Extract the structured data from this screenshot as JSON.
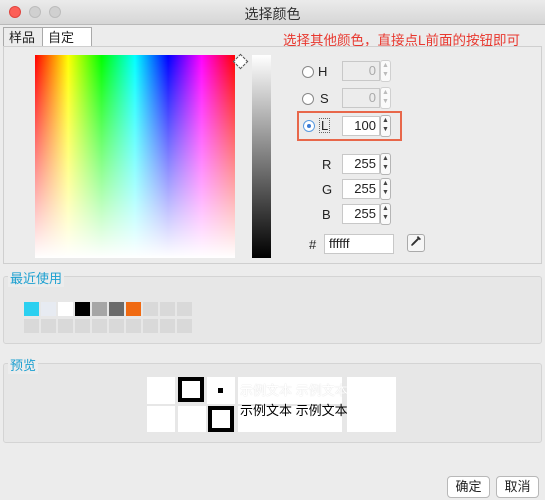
{
  "window": {
    "title": "选择颜色"
  },
  "tabs": [
    {
      "label": "样品"
    },
    {
      "label": "自定义"
    }
  ],
  "hint": "选择其他颜色，直接点L前面的按钮即可",
  "hsl": {
    "h": {
      "label": "H",
      "value": "0",
      "selected": false,
      "enabled": false
    },
    "s": {
      "label": "S",
      "value": "0",
      "selected": false,
      "enabled": false
    },
    "l": {
      "label": "L",
      "value": "100",
      "selected": true,
      "enabled": true
    }
  },
  "rgb": {
    "r": {
      "label": "R",
      "value": "255"
    },
    "g": {
      "label": "G",
      "value": "255"
    },
    "b": {
      "label": "B",
      "value": "255"
    }
  },
  "hex": {
    "label": "#",
    "value": "ffffff"
  },
  "recent": {
    "title": "最近使用",
    "row1": [
      "#2bd0f0",
      "#e7ebf2",
      "#ffffff",
      "#000000",
      "#a6a6a6",
      "#6b6b6b",
      "#f06a12",
      "#d9d9d9",
      "#d9d9d9",
      "#d9d9d9"
    ],
    "row2": [
      "#d9d9d9",
      "#d9d9d9",
      "#d9d9d9",
      "#d9d9d9",
      "#d9d9d9",
      "#d9d9d9",
      "#d9d9d9",
      "#d9d9d9",
      "#d9d9d9",
      "#d9d9d9"
    ]
  },
  "preview": {
    "title": "预览",
    "sample_text_1": "示例文本  示例文本",
    "sample_text_2": "示例文本  示例文本"
  },
  "buttons": {
    "ok": "确定",
    "cancel": "取消"
  },
  "icons": {
    "eyedropper": "eyedropper-icon"
  }
}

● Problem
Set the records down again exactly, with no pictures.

● Answer to the exercise
Extract the structured data from this screenshot as JSON.
{
  "window": {
    "title": "选择颜色"
  },
  "tabs": [
    {
      "label": "样品"
    },
    {
      "label": "自定义"
    }
  ],
  "hint": "选择其他颜色，直接点L前面的按钮即可",
  "hsl": {
    "h": {
      "label": "H",
      "value": "0",
      "selected": false,
      "enabled": false
    },
    "s": {
      "label": "S",
      "value": "0",
      "selected": false,
      "enabled": false
    },
    "l": {
      "label": "L",
      "value": "100",
      "selected": true,
      "enabled": true
    }
  },
  "rgb": {
    "r": {
      "label": "R",
      "value": "255"
    },
    "g": {
      "label": "G",
      "value": "255"
    },
    "b": {
      "label": "B",
      "value": "255"
    }
  },
  "hex": {
    "label": "#",
    "value": "ffffff"
  },
  "recent": {
    "title": "最近使用",
    "row1": [
      "#2bd0f0",
      "#e7ebf2",
      "#ffffff",
      "#000000",
      "#a6a6a6",
      "#6b6b6b",
      "#f06a12",
      "#d9d9d9",
      "#d9d9d9",
      "#d9d9d9"
    ],
    "row2": [
      "#d9d9d9",
      "#d9d9d9",
      "#d9d9d9",
      "#d9d9d9",
      "#d9d9d9",
      "#d9d9d9",
      "#d9d9d9",
      "#d9d9d9",
      "#d9d9d9",
      "#d9d9d9"
    ]
  },
  "preview": {
    "title": "预览",
    "sample_text_1": "示例文本  示例文本",
    "sample_text_2": "示例文本  示例文本"
  },
  "buttons": {
    "ok": "确定",
    "cancel": "取消"
  },
  "icons": {
    "eyedropper": "eyedropper-icon"
  }
}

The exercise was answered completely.